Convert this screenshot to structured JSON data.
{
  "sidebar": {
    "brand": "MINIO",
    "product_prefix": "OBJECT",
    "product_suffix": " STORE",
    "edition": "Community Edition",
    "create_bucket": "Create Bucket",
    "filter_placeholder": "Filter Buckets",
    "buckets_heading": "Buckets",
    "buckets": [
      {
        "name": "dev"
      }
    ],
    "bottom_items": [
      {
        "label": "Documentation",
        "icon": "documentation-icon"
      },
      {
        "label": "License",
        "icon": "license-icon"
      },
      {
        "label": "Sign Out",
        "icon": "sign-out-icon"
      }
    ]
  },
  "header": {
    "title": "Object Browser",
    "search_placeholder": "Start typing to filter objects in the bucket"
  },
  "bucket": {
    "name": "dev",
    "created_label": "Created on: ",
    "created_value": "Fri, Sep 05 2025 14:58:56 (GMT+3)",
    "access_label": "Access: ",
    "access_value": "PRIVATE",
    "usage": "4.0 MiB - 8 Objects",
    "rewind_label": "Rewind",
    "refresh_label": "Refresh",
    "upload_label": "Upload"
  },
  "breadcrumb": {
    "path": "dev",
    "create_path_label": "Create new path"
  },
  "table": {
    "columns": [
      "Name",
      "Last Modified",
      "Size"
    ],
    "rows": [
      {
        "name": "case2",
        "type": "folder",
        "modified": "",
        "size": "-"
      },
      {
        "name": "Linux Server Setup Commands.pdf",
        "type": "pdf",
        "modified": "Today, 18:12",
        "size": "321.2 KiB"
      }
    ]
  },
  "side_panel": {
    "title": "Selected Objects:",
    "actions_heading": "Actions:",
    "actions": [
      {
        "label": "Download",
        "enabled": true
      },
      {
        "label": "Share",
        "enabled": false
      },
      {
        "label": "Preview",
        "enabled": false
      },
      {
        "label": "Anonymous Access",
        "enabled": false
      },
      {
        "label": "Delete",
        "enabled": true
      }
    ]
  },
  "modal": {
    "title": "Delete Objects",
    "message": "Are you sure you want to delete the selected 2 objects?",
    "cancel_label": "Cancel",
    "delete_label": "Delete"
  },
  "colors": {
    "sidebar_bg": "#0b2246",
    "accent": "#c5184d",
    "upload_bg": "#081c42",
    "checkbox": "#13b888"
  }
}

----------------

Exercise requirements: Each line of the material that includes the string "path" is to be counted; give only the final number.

Answer space: 2